Anthea Hamilton is a UK-based artist who creates multi-media installations that resemble theatrical stages or film sets and incorporate arrangements of prop-like objects, references to modernist paintings, and appropriated images of pop culture icons such as blow-ups of John Travolta in John Travolta, Bust-like, 2012. Often playing with images and materials associated with beauty and desire, Hamilton repeatedly uses sculptural cut-outs of film stills or women’s legs made from transparent plastic and wooden shapes based on Modernist depictions of female nudes such as the curvy abstracted figure found in her 2007 piece The Piano Lesson, based on Fernand Léger’s 1921 painting Le Grand Déjeuner. Through a range of image sources and her stage-like environments, such as gallery walls painted with Chroma Key blue paint used in film or TV studios, Hamilton explores our associations to surreal and seductive cultural imagery while examining the histories of art, film, and performance.

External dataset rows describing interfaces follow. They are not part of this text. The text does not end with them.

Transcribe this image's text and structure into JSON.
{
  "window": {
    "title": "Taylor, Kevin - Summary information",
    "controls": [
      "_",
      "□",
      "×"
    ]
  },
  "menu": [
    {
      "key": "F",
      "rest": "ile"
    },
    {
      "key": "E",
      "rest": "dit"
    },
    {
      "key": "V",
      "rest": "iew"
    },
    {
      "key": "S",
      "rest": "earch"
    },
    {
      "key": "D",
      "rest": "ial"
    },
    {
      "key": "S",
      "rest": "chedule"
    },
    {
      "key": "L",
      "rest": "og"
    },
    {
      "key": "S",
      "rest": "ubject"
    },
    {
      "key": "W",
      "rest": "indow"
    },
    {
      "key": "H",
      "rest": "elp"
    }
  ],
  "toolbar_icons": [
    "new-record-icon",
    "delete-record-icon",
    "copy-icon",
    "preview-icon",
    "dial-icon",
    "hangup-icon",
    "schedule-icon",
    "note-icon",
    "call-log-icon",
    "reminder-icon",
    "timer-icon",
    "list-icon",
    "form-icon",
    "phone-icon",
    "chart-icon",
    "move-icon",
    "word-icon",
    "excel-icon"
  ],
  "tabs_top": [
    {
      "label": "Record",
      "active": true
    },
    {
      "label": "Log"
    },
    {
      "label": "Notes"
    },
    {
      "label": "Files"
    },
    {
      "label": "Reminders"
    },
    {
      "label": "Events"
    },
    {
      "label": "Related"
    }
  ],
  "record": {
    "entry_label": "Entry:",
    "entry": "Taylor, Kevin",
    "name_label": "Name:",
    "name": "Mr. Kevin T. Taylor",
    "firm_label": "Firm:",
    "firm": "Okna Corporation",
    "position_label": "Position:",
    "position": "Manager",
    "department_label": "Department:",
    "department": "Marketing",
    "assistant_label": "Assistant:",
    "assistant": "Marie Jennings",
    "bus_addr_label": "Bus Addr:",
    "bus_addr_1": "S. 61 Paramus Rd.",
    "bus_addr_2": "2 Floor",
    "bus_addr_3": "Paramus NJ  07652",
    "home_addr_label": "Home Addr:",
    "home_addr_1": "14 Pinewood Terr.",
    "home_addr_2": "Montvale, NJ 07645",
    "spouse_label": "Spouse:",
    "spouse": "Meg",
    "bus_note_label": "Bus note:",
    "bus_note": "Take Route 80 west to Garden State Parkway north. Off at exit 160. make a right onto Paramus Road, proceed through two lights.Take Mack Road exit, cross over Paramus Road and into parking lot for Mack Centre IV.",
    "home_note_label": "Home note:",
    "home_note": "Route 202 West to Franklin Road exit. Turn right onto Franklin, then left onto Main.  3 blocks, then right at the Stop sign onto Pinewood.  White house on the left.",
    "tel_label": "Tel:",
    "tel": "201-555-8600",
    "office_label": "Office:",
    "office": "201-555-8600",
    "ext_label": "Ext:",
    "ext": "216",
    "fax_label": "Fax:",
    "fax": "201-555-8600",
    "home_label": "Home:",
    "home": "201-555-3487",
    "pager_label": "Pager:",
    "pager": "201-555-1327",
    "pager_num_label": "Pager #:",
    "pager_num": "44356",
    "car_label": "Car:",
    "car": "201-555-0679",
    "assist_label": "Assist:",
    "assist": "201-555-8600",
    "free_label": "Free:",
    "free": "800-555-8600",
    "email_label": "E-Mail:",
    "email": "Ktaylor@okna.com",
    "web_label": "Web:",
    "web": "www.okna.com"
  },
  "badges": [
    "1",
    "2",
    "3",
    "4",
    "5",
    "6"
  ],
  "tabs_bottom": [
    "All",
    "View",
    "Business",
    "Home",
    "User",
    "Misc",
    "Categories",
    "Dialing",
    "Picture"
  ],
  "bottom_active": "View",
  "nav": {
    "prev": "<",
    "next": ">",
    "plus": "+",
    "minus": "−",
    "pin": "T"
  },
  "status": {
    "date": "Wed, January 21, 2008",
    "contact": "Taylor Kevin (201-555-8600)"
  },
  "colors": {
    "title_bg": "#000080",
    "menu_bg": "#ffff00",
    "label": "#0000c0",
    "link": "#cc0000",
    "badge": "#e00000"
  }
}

Hamilton had her first solo show at Chisenhale Gallery in London and has exhibited internationally at the Tate Britain, London; the Kunstverein Freiburg, Germany; La Salle de bans, Lyon; and the Palais de Tokyo, Paris. Her first solo show in the U.S. was at Sculpture Center in New York in 2015. Recently she designed the poster for the London 2012 Olympic Games and presented a performance at the Tate Modern in London for The Tanks: Art in Action series, 2012.